* **Your task**: Restate the full listing precisely as written.

* **Material for this exercise**:
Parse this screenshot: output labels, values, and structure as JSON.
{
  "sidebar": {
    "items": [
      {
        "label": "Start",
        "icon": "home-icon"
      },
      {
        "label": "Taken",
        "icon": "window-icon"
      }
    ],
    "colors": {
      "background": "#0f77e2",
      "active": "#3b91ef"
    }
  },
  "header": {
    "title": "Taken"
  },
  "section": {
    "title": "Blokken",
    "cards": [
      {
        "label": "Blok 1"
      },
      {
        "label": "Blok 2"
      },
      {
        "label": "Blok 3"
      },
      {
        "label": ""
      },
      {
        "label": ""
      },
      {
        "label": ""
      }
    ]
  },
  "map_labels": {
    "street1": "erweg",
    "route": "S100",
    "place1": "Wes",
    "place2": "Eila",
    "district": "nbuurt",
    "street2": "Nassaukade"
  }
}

* **Your response**:
Parse this screenshot: output labels, values, and structure as JSON.
{
  "sidebar": {
    "items": [
      {
        "label": "Start",
        "icon": "home-icon"
      },
      {
        "label": "Taken",
        "icon": "window-icon"
      }
    ],
    "colors": {
      "background": "#0f77e2",
      "active": "#3b91ef"
    }
  },
  "header": {
    "title": "Taken"
  },
  "section": {
    "title": "Blokken",
    "cards": [
      {
        "label": "Blok 1"
      },
      {
        "label": "Blok 2"
      },
      {
        "label": "Blok 3"
      },
      {
        "label": ""
      },
      {
        "label": ""
      },
      {
        "label": ""
      }
    ]
  },
  "map_labels": {
    "street1": "erweg",
    "route": "S100",
    "place1": "Wes",
    "place2": "Eila",
    "district": "nbuurt",
    "street2": "Nassaukade"
  }
}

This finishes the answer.